Skegg reported in early June that New Zealand had less than one-third of the ICU beds per capita than the average of 22 OECD countries. We were ranked 21st, followed by Mexico. While speculating about "some expansion of facilities over the last year", he said "this is likely to be modest".
He was right. There were 334 ventilators and 358 ICU beds at the end of the first lockdown. The Ministry of Health says there are just 284 fully staffed ICU beds across public hospitals. While there are 629 ICU-capable ventilators, including 133 in reserve, the number of nurses trained to work with them improved by just 1 per cent. The problem that forced Ardern to opt for her ultra-tough strategy is as bad as ever.

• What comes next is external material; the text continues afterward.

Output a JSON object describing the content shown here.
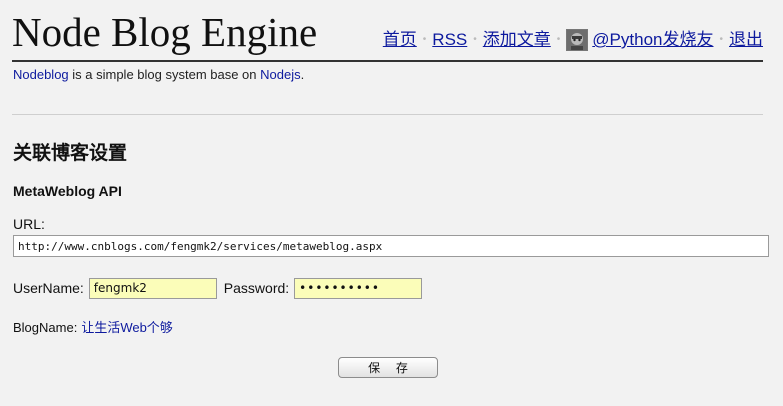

Little new can be said about the vaccination fiasco. We have the slowest rollout in the developed world, not all frontline border and MIQ workers are yet vaccinated and there was no chance of reaching population immunity until mid-December, even without this week's pause.
Given Skegg's warning, it is scandalous vaccination centres didn't have personal protection equipment (PPE) on site to operate uninterrupted when we moved to level 4. The blame lies not with those on the front line, but with Wellington bureaucrats who failed to order vaccines in line with the rest of the world and who have a lamentable record on distributing PPE.
Those same bureaucrats took us from the front to the back of the vaccination queue, allegedly to save $40 million. Yet they paid $38m to upgrade vaccination software for Covid, when the existing supplier said it could have been done for $50,000. Incomprehensibly, they are now resisting pre-ordering booster shots.
More than a year after first proposed, there is no border let alone nationwide saliva-testing programme. The reasons are disputed by the various suppliers of that technology, but all unite with the Beehive in blaming the Ministry of Health.
Yet Ardern and her Beehive should not be let off so easily. For months, ministers and strategists have privately pointed the finger at the bureaucrats for every failure while claiming success for Ardern's rhetorical achievements.
But those bureaucrats report to ministers. If their performance is as poor as claimed, then the buck stops at the top and the time for whispers is past. If the Beehive does not believe senior bureaucrats are capable of preparing the health system for a post-elimination strategy, it should say so publicly and get in people who are.
- Matthew Hooton is an Auckland-based public relations consultant.